The BP3600 made its pre-release debut at the 2022 MotoGP Grand Prix of Spain, helping add a dimension to the event’s broadcast audio. It also underscored a relationship between the Madrid-based production company and the Tokyo-homed microphone manufacturer, one that goes back to 2018 when Dorna’s technicians and A-T’s engineers met in Japan and at races in Valencia and Barcelona. Sendra says the two companies’ engineering teams spent considerable time listening to and watching race footage, discerning the sport’s particular sonic nuances.
“For instance, sound sensitivity is different at different [air] pressures as [the sounds] hit the microphones,” he explains. “We were all learning lessons about race sound that didn’t exist before.”
According to Mendoza, Dorna’s technicians felt that A-T engineers understood the unique challenge of capturing the dynamic and timbral range of MotoGP, perhaps given Japan’s own lengthy history with motorbike development.
“We feel comfortable working together,” he says, noting a development arc ranging from the nuance of the pit road to the roar of the track straightaways, one pointing toward a future that will bring transducers ever closer to the riders themselves. “The Japanese engineers take the time to look deeply into things.”
Audio-Technica’s relationship with Dorna Sports isn’t exclusive but is extensive, the MotoGP events serving as proving grounds for microphone ideas and products.
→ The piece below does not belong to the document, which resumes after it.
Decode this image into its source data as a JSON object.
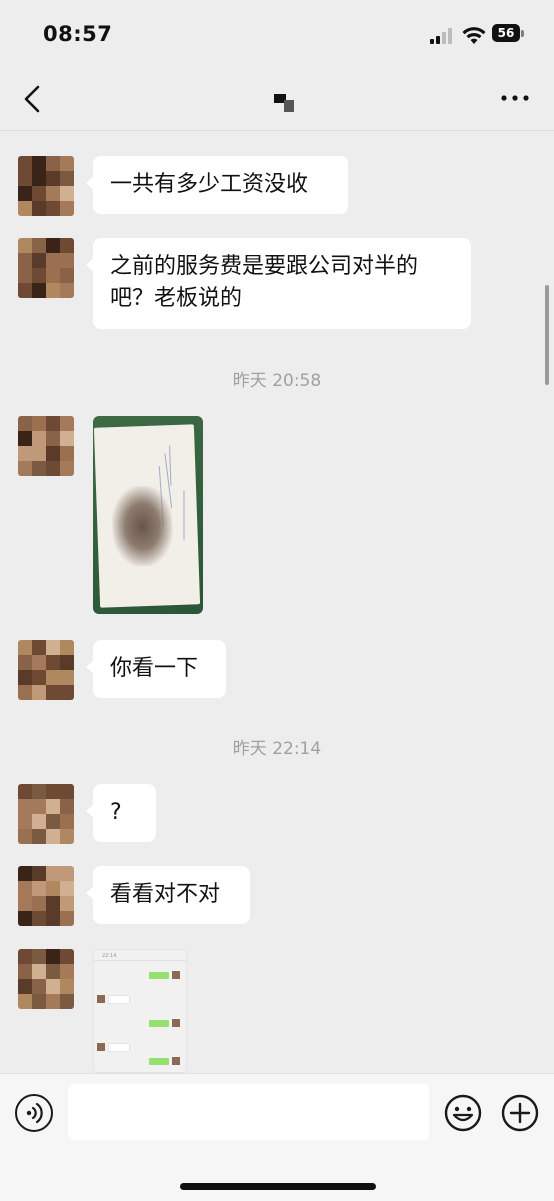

Says Gary Dixon, director, broadcast business development, A-T, “Motorsport provides a wide range of environmental, acoustical, and logistical challenges for our products and has proved to be an excellent proving ground for current and new products. Being able to capture the sound is what helps tell the story.”
Dorna Sports has a similarly close product-development arrangement with Grass Valley, whose Kahuna 6400 production switcher and customized K2 Dyno replay system, with linked metadata and file-management system, are central to the video workflow. Mendoza points out that Dorna handles different sources and feeds at every event, with several partners requiring various formats and deliveries. The Kahuna M/Es and the on-board FormatFusion3 technology support multiformat operations and any combination of SD, HD, 1080p, and 4K UHD, as well as HDR conversion at M/E level. Operators are able to seamlessly handle SDR and HDR in parallel for live productions, including between the Dorna master-control room in Barcelona and the disparate race locations around the world. Each of the three operators at the switcher manages six discrete camera feeds, calling out replay suggestions and feeding them to production.
The relationship extends to the FIM Enel MotoE World Championship, the electric-bike category introduced in 2019 and, like MotoGP, governed by the International Motorcycling Federation (FIM). For MotoE’s sound, the same onboard camera system will also carry new microphones designed and manufactured by Audio-Technica, says Sendra.
MotoGP is everything sports intends to be: exciting, unpredictable, and wonderfully noisy. But Dorna Sports’ production adds a dimension of technical and logistical innovation that will likely find its way into other sports productions in the future.